Activity
Would you please return all of the entries below exactly as shown?

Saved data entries
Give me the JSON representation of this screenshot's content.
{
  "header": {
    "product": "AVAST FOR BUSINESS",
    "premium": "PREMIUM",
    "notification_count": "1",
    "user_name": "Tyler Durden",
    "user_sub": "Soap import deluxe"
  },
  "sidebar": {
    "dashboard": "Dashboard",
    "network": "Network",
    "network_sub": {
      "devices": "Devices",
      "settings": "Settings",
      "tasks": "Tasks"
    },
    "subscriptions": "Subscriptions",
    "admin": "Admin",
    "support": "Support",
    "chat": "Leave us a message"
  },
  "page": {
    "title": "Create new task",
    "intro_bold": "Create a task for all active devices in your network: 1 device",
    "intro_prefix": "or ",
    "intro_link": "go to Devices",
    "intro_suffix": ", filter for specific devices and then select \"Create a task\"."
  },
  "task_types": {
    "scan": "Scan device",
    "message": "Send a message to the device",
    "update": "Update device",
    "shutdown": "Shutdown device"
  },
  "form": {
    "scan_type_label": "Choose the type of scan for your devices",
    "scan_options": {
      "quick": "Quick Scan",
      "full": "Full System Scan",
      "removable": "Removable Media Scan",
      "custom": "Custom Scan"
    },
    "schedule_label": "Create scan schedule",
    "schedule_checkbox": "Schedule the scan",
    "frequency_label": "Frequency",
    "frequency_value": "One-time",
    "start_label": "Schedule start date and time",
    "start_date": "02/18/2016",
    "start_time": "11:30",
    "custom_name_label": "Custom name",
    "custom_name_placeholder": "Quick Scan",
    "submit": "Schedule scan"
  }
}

Answer space
Give me the JSON representation of this screenshot's content.
{
  "header": {
    "product": "AVAST FOR BUSINESS",
    "premium": "PREMIUM",
    "notification_count": "1",
    "user_name": "Tyler Durden",
    "user_sub": "Soap import deluxe"
  },
  "sidebar": {
    "dashboard": "Dashboard",
    "network": "Network",
    "network_sub": {
      "devices": "Devices",
      "settings": "Settings",
      "tasks": "Tasks"
    },
    "subscriptions": "Subscriptions",
    "admin": "Admin",
    "support": "Support",
    "chat": "Leave us a message"
  },
  "page": {
    "title": "Create new task",
    "intro_bold": "Create a task for all active devices in your network: 1 device",
    "intro_prefix": "or ",
    "intro_link": "go to Devices",
    "intro_suffix": ", filter for specific devices and then select \"Create a task\"."
  },
  "task_types": {
    "scan": "Scan device",
    "message": "Send a message to the device",
    "update": "Update device",
    "shutdown": "Shutdown device"
  },
  "form": {
    "scan_type_label": "Choose the type of scan for your devices",
    "scan_options": {
      "quick": "Quick Scan",
      "full": "Full System Scan",
      "removable": "Removable Media Scan",
      "custom": "Custom Scan"
    },
    "schedule_label": "Create scan schedule",
    "schedule_checkbox": "Schedule the scan",
    "frequency_label": "Frequency",
    "frequency_value": "One-time",
    "start_label": "Schedule start date and time",
    "start_date": "02/18/2016",
    "start_time": "11:30",
    "custom_name_label": "Custom name",
    "custom_name_placeholder": "Quick Scan",
    "submit": "Schedule scan"
  }
}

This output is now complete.